    And turn his sleep to wake.
    For there was never yet fair woman but she made mouths in a glass.
    Enter Kent [disguised].
    No, I will be the pattern of all patience;
    1690I will say nothing.
    [He sits.]
    Who's there?
    Marry here's grace, and a codpiece, that's a wise man and a fool.
    Alas, sir, are you here? Things that love night
    1695Love not such nights as these. The wrathful skies
    Gallow the very wanderers of the dark
    And make them keep their caves. Since I was man
    Such sheets of fire, such bursts of horrid thunder,
    Such groans of roaring wind and rain I never
    1700Remember to have heard. Man's nature cannot carry
    Th'affliction, nor the fear.
    Let the great gods
    That keep this dreadful pudder o'er our heads
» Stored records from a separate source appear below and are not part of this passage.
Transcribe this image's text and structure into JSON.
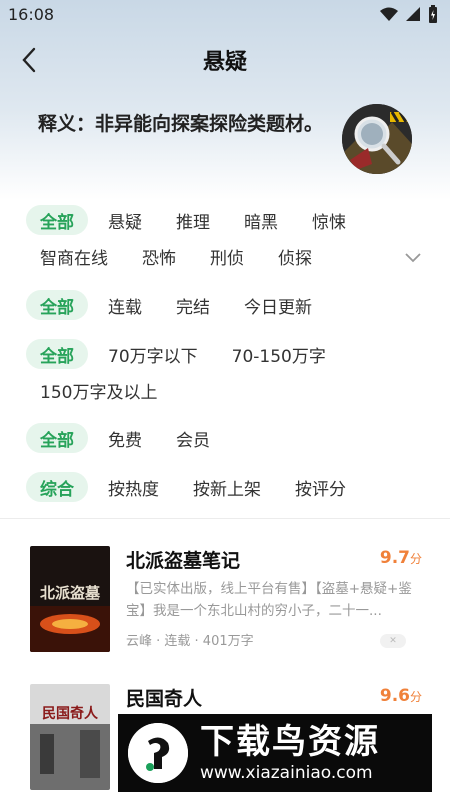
{
  "status": {
    "time": "16:08"
  },
  "nav": {
    "title": "悬疑"
  },
  "definition": "释义：非异能向探案探险类题材。",
  "filters": {
    "category": [
      "全部",
      "悬疑",
      "推理",
      "暗黑",
      "惊悚",
      "智商在线",
      "恐怖",
      "刑侦",
      "侦探"
    ],
    "status": [
      "全部",
      "连载",
      "完结",
      "今日更新"
    ],
    "length": [
      "全部",
      "70万字以下",
      "70-150万字",
      "150万字及以上"
    ],
    "price": [
      "全部",
      "免费",
      "会员"
    ],
    "sort": [
      "综合",
      "按热度",
      "按新上架",
      "按评分"
    ]
  },
  "books": [
    {
      "title": "北派盗墓笔记",
      "score": "9.7",
      "score_unit": "分",
      "desc": "【已实体出版，线上平台有售】【盗墓+悬疑+鉴宝】我是一个东北山村的穷小子，二十一...",
      "meta": "云峰 · 连载 · 401万字",
      "cover_text": "北派盗墓"
    },
    {
      "title": "民国奇人",
      "score": "9.6",
      "score_unit": "分",
      "desc": "",
      "meta": "",
      "cover_text": "民国奇人"
    }
  ],
  "watermark": {
    "title": "下载鸟资源",
    "url": "www.xiazainiao.com"
  },
  "colors": {
    "accent": "#27a35a",
    "chip_bg": "#e6f5ec",
    "score": "#f0813a"
  }
}
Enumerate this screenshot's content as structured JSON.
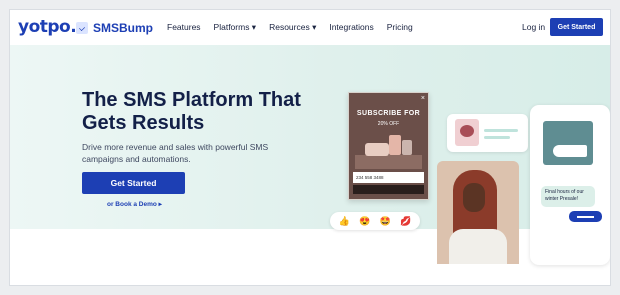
{
  "nav": {
    "logo": "yotpo.",
    "product": "SMSBump",
    "items": [
      "Features",
      "Platforms ▾",
      "Resources ▾",
      "Integrations",
      "Pricing"
    ],
    "login": "Log in",
    "cta": "Get Started"
  },
  "hero": {
    "headline": "The SMS Platform That Gets Results",
    "subtext": "Drive more revenue and sales with powerful SMS campaigns and automations.",
    "cta": "Get Started",
    "demo_link": "or Book a Demo ▸"
  },
  "popup": {
    "title": "SUBSCRIBE FOR",
    "offer": "20% OFF",
    "phone_value": "234 558 3488",
    "close": "×"
  },
  "reactions": [
    "👍",
    "😍",
    "🤩",
    "💋"
  ],
  "phone_card": {
    "message": "Final hours of our winter Presale!"
  },
  "colors": {
    "brand": "#1d3fb4",
    "hero_bg": "#dff0ec"
  }
}
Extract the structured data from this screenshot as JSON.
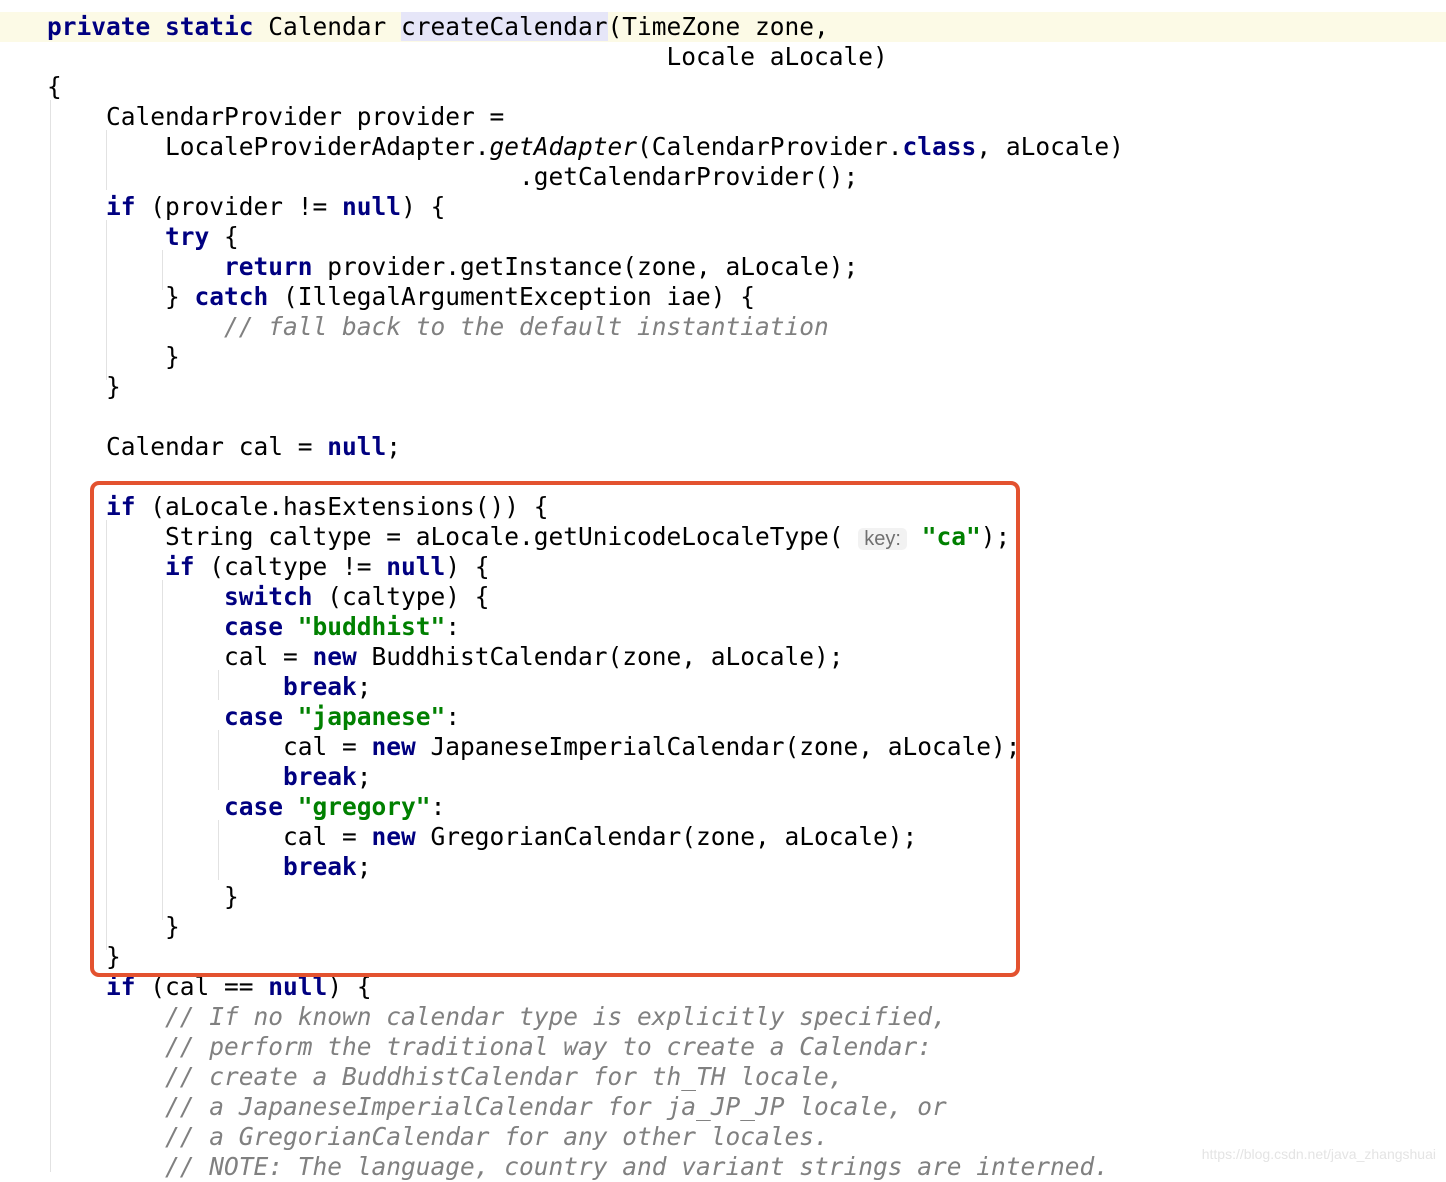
{
  "editor": {
    "language": "java",
    "lines": [
      [
        {
          "t": "private static",
          "c": "kw"
        },
        {
          "t": " Calendar "
        },
        {
          "t": "createCalendar",
          "c": "mhl"
        },
        {
          "t": "(TimeZone zone,"
        }
      ],
      [
        {
          "t": "                                          Locale aLocale)"
        }
      ],
      [
        {
          "t": "{"
        }
      ],
      [
        {
          "t": "    CalendarProvider provider ="
        }
      ],
      [
        {
          "t": "        LocaleProviderAdapter."
        },
        {
          "t": "getAdapter",
          "c": "it"
        },
        {
          "t": "(CalendarProvider."
        },
        {
          "t": "class",
          "c": "kw"
        },
        {
          "t": ", aLocale)"
        }
      ],
      [
        {
          "t": "                                .getCalendarProvider();"
        }
      ],
      [
        {
          "t": "    "
        },
        {
          "t": "if",
          "c": "kw"
        },
        {
          "t": " (provider != "
        },
        {
          "t": "null",
          "c": "kw"
        },
        {
          "t": ") {"
        }
      ],
      [
        {
          "t": "        "
        },
        {
          "t": "try",
          "c": "kw"
        },
        {
          "t": " {"
        }
      ],
      [
        {
          "t": "            "
        },
        {
          "t": "return",
          "c": "kw"
        },
        {
          "t": " provider.getInstance(zone, aLocale);"
        }
      ],
      [
        {
          "t": "        } "
        },
        {
          "t": "catch",
          "c": "kw"
        },
        {
          "t": " (IllegalArgumentException iae) {"
        }
      ],
      [
        {
          "t": "            "
        },
        {
          "t": "// fall back to the default instantiation",
          "c": "cm"
        }
      ],
      [
        {
          "t": "        }"
        }
      ],
      [
        {
          "t": "    }"
        }
      ],
      [
        {
          "t": ""
        }
      ],
      [
        {
          "t": "    Calendar cal = "
        },
        {
          "t": "null",
          "c": "kw"
        },
        {
          "t": ";"
        }
      ],
      [
        {
          "t": ""
        }
      ],
      [
        {
          "t": "    "
        },
        {
          "t": "if",
          "c": "kw"
        },
        {
          "t": " (aLocale.hasExtensions()) {"
        }
      ],
      [
        {
          "t": "        String caltype = aLocale.getUnicodeLocaleType( "
        },
        {
          "t": "key:",
          "c": "hint"
        },
        {
          "t": " "
        },
        {
          "t": "\"ca\"",
          "c": "str"
        },
        {
          "t": ");"
        }
      ],
      [
        {
          "t": "        "
        },
        {
          "t": "if",
          "c": "kw"
        },
        {
          "t": " (caltype != "
        },
        {
          "t": "null",
          "c": "kw"
        },
        {
          "t": ") {"
        }
      ],
      [
        {
          "t": "            "
        },
        {
          "t": "switch",
          "c": "kw"
        },
        {
          "t": " (caltype) {"
        }
      ],
      [
        {
          "t": "            "
        },
        {
          "t": "case",
          "c": "kw"
        },
        {
          "t": " "
        },
        {
          "t": "\"buddhist\"",
          "c": "str"
        },
        {
          "t": ":"
        }
      ],
      [
        {
          "t": "            cal = "
        },
        {
          "t": "new",
          "c": "kw"
        },
        {
          "t": " BuddhistCalendar(zone, aLocale);"
        }
      ],
      [
        {
          "t": "                "
        },
        {
          "t": "break",
          "c": "kw"
        },
        {
          "t": ";"
        }
      ],
      [
        {
          "t": "            "
        },
        {
          "t": "case",
          "c": "kw"
        },
        {
          "t": " "
        },
        {
          "t": "\"japanese\"",
          "c": "str"
        },
        {
          "t": ":"
        }
      ],
      [
        {
          "t": "                cal = "
        },
        {
          "t": "new",
          "c": "kw"
        },
        {
          "t": " JapaneseImperialCalendar(zone, aLocale);"
        }
      ],
      [
        {
          "t": "                "
        },
        {
          "t": "break",
          "c": "kw"
        },
        {
          "t": ";"
        }
      ],
      [
        {
          "t": "            "
        },
        {
          "t": "case",
          "c": "kw"
        },
        {
          "t": " "
        },
        {
          "t": "\"gregory\"",
          "c": "str"
        },
        {
          "t": ":"
        }
      ],
      [
        {
          "t": "                cal = "
        },
        {
          "t": "new",
          "c": "kw"
        },
        {
          "t": " GregorianCalendar(zone, aLocale);"
        }
      ],
      [
        {
          "t": "                "
        },
        {
          "t": "break",
          "c": "kw"
        },
        {
          "t": ";"
        }
      ],
      [
        {
          "t": "            }"
        }
      ],
      [
        {
          "t": "        }"
        }
      ],
      [
        {
          "t": "    }"
        }
      ],
      [
        {
          "t": "    "
        },
        {
          "t": "if",
          "c": "kw"
        },
        {
          "t": " (cal == "
        },
        {
          "t": "null",
          "c": "kw"
        },
        {
          "t": ") {"
        }
      ],
      [
        {
          "t": "        "
        },
        {
          "t": "// If no known calendar type is explicitly specified,",
          "c": "cm"
        }
      ],
      [
        {
          "t": "        "
        },
        {
          "t": "// perform the traditional way to create a Calendar:",
          "c": "cm"
        }
      ],
      [
        {
          "t": "        "
        },
        {
          "t": "// create a BuddhistCalendar for th_TH locale,",
          "c": "cm"
        }
      ],
      [
        {
          "t": "        "
        },
        {
          "t": "// a JapaneseImperialCalendar for ja_JP_JP locale, or",
          "c": "cm"
        }
      ],
      [
        {
          "t": "        "
        },
        {
          "t": "// a GregorianCalendar for any other locales.",
          "c": "cm"
        }
      ],
      [
        {
          "t": "        "
        },
        {
          "t": "// NOTE: The language, country and variant strings are interned.",
          "c": "cm"
        }
      ]
    ]
  },
  "watermark": "https://blog.csdn.net/java_zhangshuai",
  "colors": {
    "keyword": "#000080",
    "string": "#008000",
    "comment": "#808080",
    "highlight_box": "#e3522f",
    "current_line": "#fcfae6"
  }
}
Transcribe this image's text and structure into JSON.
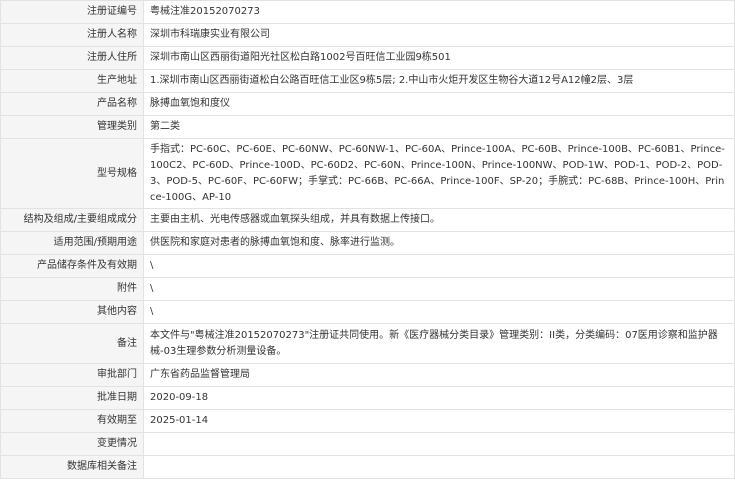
{
  "rows": [
    {
      "label": "注册证编号",
      "value": "粤械注准20152070273"
    },
    {
      "label": "注册人名称",
      "value": "深圳市科瑞康实业有限公司"
    },
    {
      "label": "注册人住所",
      "value": "深圳市南山区西丽街道阳光社区松白路1002号百旺信工业园9栋501"
    },
    {
      "label": "生产地址",
      "value": "1.深圳市南山区西丽街道松白公路百旺信工业区9栋5层; 2.中山市火炬开发区生物谷大道12号A12幢2层、3层"
    },
    {
      "label": "产品名称",
      "value": "脉搏血氧饱和度仪"
    },
    {
      "label": "管理类别",
      "value": "第二类"
    },
    {
      "label": "型号规格",
      "value": "手指式：PC-60C、PC-60E、PC-60NW、PC-60NW-1、PC-60A、Prince-100A、PC-60B、Prince-100B、PC-60B1、Prince-100C2、PC-60D、Prince-100D、PC-60D2、PC-60N、Prince-100N、Prince-100NW、POD-1W、POD-1、POD-2、POD-3、POD-5、PC-60F、PC-60FW；手掌式：PC-66B、PC-66A、Prince-100F、SP-20；手腕式：PC-68B、Prince-100H、Prince-100G、AP-10"
    },
    {
      "label": "结构及组成/主要组成成分",
      "value": "主要由主机、光电传感器或血氧探头组成，并具有数据上传接口。"
    },
    {
      "label": "适用范围/预期用途",
      "value": "供医院和家庭对患者的脉搏血氧饱和度、脉率进行监测。"
    },
    {
      "label": "产品储存条件及有效期",
      "value": "\\"
    },
    {
      "label": "附件",
      "value": "\\"
    },
    {
      "label": "其他内容",
      "value": "\\"
    },
    {
      "label": "备注",
      "value": "本文件与\"粤械注准20152070273\"注册证共同使用。新《医疗器械分类目录》管理类别：II类，分类编码：07医用诊察和监护器械-03生理参数分析测量设备。"
    },
    {
      "label": "审批部门",
      "value": "广东省药品监督管理局"
    },
    {
      "label": "批准日期",
      "value": "2020-09-18"
    },
    {
      "label": "有效期至",
      "value": "2025-01-14"
    },
    {
      "label": "变更情况",
      "value": ""
    },
    {
      "label": "数据库相关备注",
      "value": ""
    }
  ]
}
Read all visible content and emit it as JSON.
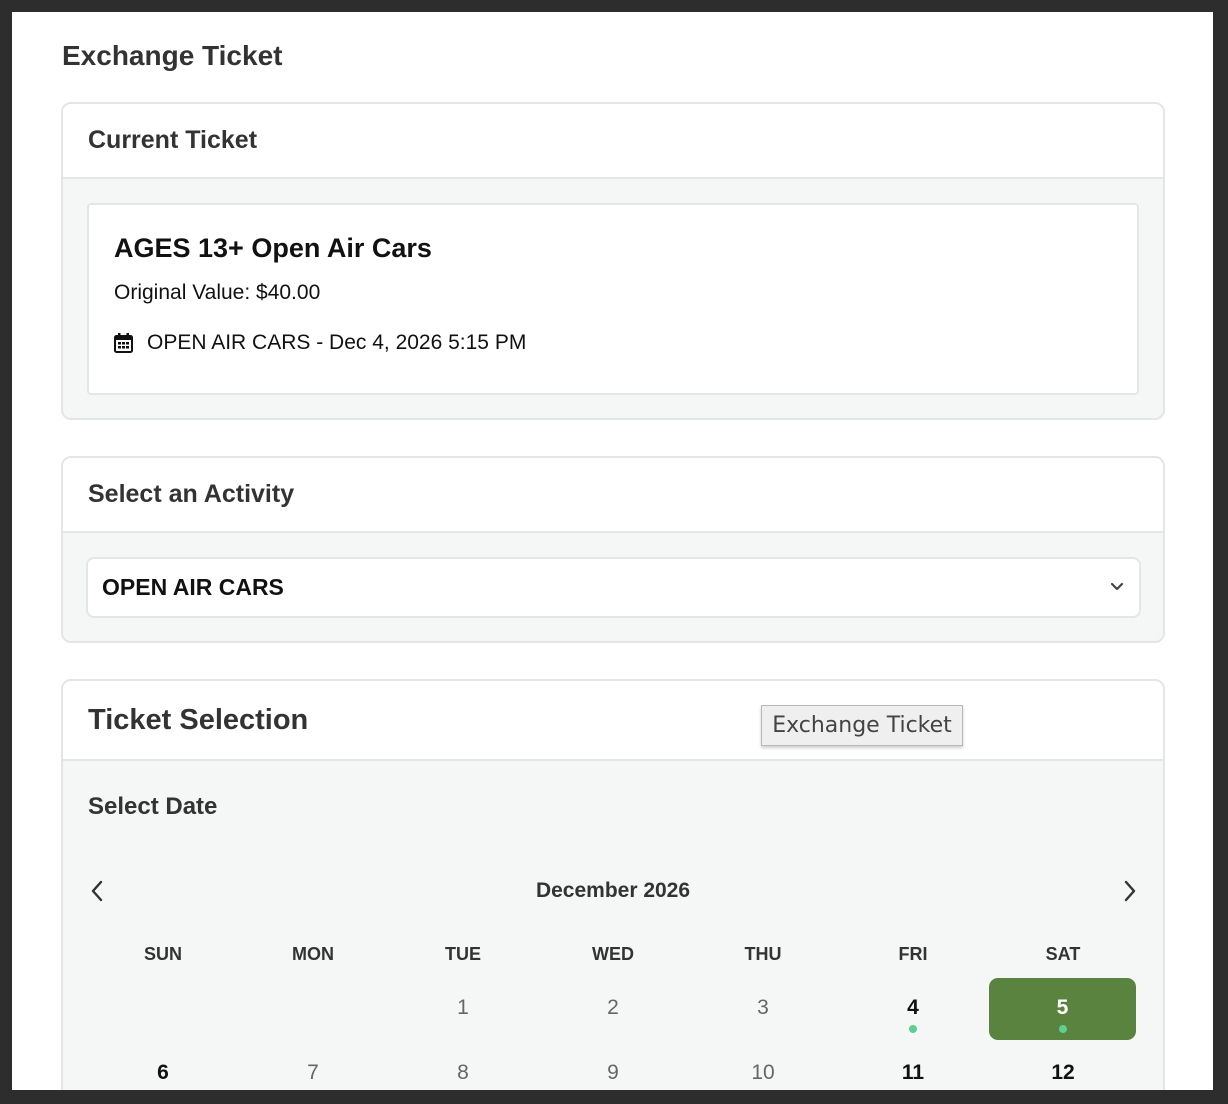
{
  "modal": {
    "title": "Exchange Ticket"
  },
  "current_ticket": {
    "header": "Current Ticket",
    "name": "AGES 13+ Open Air Cars",
    "original_value": "Original Value: $40.00",
    "event": "OPEN AIR CARS - Dec 4, 2026 5:15 PM",
    "event_icon": "calendar-icon"
  },
  "activity": {
    "header": "Select an Activity",
    "selected": "OPEN AIR CARS",
    "chevron_icon": "chevron-down-icon"
  },
  "ticket_selection": {
    "header": "Ticket Selection",
    "tooltip": "Exchange Ticket",
    "select_date_label": "Select Date"
  },
  "calendar": {
    "month": "December 2026",
    "prev_icon": "chevron-left-icon",
    "next_icon": "chevron-right-icon",
    "weekdays": [
      "SUN",
      "MON",
      "TUE",
      "WED",
      "THU",
      "FRI",
      "SAT"
    ],
    "weeks": [
      [
        {
          "day": "",
          "available": false,
          "selected": false
        },
        {
          "day": "",
          "available": false,
          "selected": false
        },
        {
          "day": "1",
          "available": false,
          "selected": false
        },
        {
          "day": "2",
          "available": false,
          "selected": false
        },
        {
          "day": "3",
          "available": false,
          "selected": false
        },
        {
          "day": "4",
          "available": true,
          "selected": false
        },
        {
          "day": "5",
          "available": true,
          "selected": true
        }
      ],
      [
        {
          "day": "6",
          "available": true,
          "selected": false
        },
        {
          "day": "7",
          "available": false,
          "selected": false
        },
        {
          "day": "8",
          "available": false,
          "selected": false
        },
        {
          "day": "9",
          "available": false,
          "selected": false
        },
        {
          "day": "10",
          "available": false,
          "selected": false
        },
        {
          "day": "11",
          "available": true,
          "selected": false
        },
        {
          "day": "12",
          "available": true,
          "selected": false
        }
      ]
    ],
    "colors": {
      "selected_bg": "#5b8340",
      "available_dot": "#5fce8f"
    }
  }
}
    Find out their enemies now. Tremble thou wretch
    1705That hast within thee undivulgèd crimes
    Unwhipped of justice. Hide thee, thou bloody hand,
    Thou perjured, and thou simular of virtue
    That art incestuous; caitiff, to pieces shake,
    That under covert and convenient seeming
    1710Has practised on man's life; close pent-up guilts,
    Rive your concealing continents and cry
    These dreadful summoners grace. I am a man
    More sinned against than sinning.
    Alack, bare-headed?
    1715Gracious my lord, hard by here is a hovel.
    Some friendship will it lend you 'gainst the tempest.
    Repose you there while I to this hard house--
    More harder than the stones whereof 'tis raised--
    Which even but now, demanding after you,
    1720Denied me to come in, return and force
    Their scanted courtesy.
    My wits begin to turn.
    [To the Fool] Come on my boy. How dost my boy? Art cold?
    I am cold myself. [To Kent] Where is this straw, my fellow?
    1725The art of our necessities is strange,
    And can make vile things precious. Come, your hovel.
    Poor fool and knave, I have one part in my heart
    That's sorry yet for thee.
    He that has and a little tiny wit,
    1730 With heigh, ho, the wind and the rain,
    Must make content with his fortunes fit,
    Though the rain it raineth every day.
    True, boy. [To Kent] Come bring us to this hovel.
    Exeunt [all but the Fool].
    This is a brave night to cool a courtesan. 1735I'll speak a prophecy ere I go.
    When priests are more in word than matter,
    When brewers mar their malt with water,
    When nobles are their tailors' tutors,
    No heretics burned but wenches' suitors;
    1740When every case in law is right,
    No squire in debt, nor no poor knight;
    When slanders do not live in tongues,
    Nor cut-purses come not to throngs;
    When usurers tell their gold i'th'field,
    1745And bawds and whores do churches build;
    Then shall the realm of Albion
    Come to great confusion.
    Then comes the time, who lives to see't,
    That going shall be used with feet.
    This prophecy Merlin shall make, for I live before his time.